A construction company must perform according to the contract guidelines. When something happens that significantly delays the project from proceeding forward, the owner may start placing the blame on the contractor. While some delays in construction may come down to third-parties, as in late-arriving materials from vendors, there are other times when it is the contractor dragging his or her feet. Take a look at when a delay in construction may become a contract performance breach. 

Excusable delays 

Both parties in the contract may experience delays that the law considers excusable. These delays come about when an outside force affects the project. For example, if the owner’s financial backer falls on hard times, the owner may have to delay the project, but only until another financier signs on. This is an excusable delay so long as it ends within a reasonable time. If the weather makes it impossible for the contractor to proceed forward for days or even weeks, the delay is not his or her fault. 

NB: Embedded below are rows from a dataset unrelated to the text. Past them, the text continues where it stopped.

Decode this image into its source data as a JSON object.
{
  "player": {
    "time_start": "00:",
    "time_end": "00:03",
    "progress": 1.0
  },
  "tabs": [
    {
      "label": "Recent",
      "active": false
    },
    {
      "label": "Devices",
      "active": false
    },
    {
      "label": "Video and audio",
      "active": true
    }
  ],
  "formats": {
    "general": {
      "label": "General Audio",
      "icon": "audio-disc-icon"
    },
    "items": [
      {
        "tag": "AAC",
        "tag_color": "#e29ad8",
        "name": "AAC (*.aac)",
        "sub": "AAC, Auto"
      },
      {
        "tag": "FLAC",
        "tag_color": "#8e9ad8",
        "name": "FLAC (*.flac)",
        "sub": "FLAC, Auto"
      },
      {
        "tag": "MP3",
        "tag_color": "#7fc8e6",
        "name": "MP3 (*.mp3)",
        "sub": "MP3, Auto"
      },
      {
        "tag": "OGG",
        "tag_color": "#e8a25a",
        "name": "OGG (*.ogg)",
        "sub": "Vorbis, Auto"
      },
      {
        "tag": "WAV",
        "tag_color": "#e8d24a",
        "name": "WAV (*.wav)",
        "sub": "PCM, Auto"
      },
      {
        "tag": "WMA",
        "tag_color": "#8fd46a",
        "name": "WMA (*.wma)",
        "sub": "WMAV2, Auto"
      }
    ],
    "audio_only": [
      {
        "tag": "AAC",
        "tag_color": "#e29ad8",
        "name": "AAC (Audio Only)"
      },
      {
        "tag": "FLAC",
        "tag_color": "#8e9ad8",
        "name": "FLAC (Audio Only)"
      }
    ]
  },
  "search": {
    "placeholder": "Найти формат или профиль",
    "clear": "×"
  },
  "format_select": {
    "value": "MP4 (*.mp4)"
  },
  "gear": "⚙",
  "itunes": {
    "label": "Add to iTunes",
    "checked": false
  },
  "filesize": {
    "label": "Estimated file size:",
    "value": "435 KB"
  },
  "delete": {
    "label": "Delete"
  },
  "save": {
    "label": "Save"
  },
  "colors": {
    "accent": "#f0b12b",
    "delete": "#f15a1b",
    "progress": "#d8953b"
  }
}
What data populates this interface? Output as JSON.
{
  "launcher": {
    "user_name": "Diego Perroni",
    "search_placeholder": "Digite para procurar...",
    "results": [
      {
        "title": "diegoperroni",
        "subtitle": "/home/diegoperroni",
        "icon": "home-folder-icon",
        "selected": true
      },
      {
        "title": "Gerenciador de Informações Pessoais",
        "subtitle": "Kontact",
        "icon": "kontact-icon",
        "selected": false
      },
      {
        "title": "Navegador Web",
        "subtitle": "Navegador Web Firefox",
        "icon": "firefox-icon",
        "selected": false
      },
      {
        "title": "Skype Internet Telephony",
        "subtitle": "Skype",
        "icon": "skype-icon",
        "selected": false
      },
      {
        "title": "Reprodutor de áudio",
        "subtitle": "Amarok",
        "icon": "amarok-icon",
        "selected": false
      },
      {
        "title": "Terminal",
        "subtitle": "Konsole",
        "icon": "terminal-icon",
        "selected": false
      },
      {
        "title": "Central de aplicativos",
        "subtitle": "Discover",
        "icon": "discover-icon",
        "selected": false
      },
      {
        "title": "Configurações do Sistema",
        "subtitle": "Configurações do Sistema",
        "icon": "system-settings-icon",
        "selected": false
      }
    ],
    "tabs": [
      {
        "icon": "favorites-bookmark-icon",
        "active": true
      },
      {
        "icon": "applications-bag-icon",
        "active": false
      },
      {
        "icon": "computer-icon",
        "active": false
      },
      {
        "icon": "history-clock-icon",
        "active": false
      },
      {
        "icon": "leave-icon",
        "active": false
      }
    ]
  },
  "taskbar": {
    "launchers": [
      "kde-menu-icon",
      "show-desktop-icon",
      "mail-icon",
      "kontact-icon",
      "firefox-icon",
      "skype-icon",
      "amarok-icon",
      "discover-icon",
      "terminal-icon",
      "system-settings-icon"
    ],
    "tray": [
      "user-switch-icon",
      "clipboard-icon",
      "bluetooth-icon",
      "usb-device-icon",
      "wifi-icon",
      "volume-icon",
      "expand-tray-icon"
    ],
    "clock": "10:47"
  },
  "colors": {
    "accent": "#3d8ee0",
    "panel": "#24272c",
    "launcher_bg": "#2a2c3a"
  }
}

Inexcusable delays 

Contract breach and legal liability come into play when there is an inexcusable delay in the project. This may happen on the contractor’s side when there is a halt in work for no discernable reason. If a subcontractor bails on the project, it may stop for a short time; however, it is up to the primary contract holder to get things back on track. If this does not happen in a reasonable timeframe, the owner may consider it an inexcusable delay. These types of stalls in a project generally cost the owner money as the property will not reach completion on time and, as such, will not generate money. 

Understanding what type of delay is happening may help decide how to proceed. A delay caused by one of the parties without legitimate reasons may warrant legal action.